++++ Study material

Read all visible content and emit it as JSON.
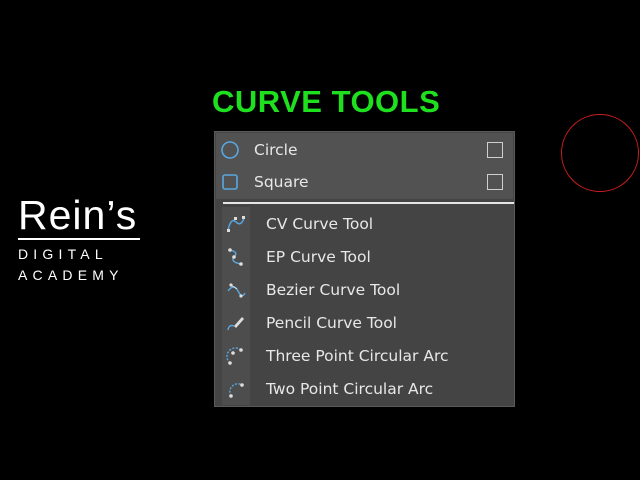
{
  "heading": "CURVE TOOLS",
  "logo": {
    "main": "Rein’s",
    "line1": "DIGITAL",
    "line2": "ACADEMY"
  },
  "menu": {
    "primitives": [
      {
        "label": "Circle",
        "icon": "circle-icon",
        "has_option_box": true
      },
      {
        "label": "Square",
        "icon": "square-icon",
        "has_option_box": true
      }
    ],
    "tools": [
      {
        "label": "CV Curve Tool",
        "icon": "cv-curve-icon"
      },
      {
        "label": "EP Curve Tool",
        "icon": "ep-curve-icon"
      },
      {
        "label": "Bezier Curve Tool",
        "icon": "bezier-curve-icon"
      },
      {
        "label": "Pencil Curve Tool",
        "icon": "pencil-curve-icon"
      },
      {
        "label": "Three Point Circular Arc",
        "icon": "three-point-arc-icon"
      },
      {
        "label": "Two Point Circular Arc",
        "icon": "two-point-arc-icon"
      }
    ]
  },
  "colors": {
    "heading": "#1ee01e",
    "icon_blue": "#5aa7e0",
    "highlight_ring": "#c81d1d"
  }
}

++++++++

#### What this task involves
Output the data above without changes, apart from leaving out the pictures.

#### Expected answer
Read all visible content and emit it as JSON.
{
  "heading": "CURVE TOOLS",
  "logo": {
    "main": "Rein’s",
    "line1": "DIGITAL",
    "line2": "ACADEMY"
  },
  "menu": {
    "primitives": [
      {
        "label": "Circle",
        "icon": "circle-icon",
        "has_option_box": true
      },
      {
        "label": "Square",
        "icon": "square-icon",
        "has_option_box": true
      }
    ],
    "tools": [
      {
        "label": "CV Curve Tool",
        "icon": "cv-curve-icon"
      },
      {
        "label": "EP Curve Tool",
        "icon": "ep-curve-icon"
      },
      {
        "label": "Bezier Curve Tool",
        "icon": "bezier-curve-icon"
      },
      {
        "label": "Pencil Curve Tool",
        "icon": "pencil-curve-icon"
      },
      {
        "label": "Three Point Circular Arc",
        "icon": "three-point-arc-icon"
      },
      {
        "label": "Two Point Circular Arc",
        "icon": "two-point-arc-icon"
      }
    ]
  },
  "colors": {
    "heading": "#1ee01e",
    "icon_blue": "#5aa7e0",
    "highlight_ring": "#c81d1d"
  }
}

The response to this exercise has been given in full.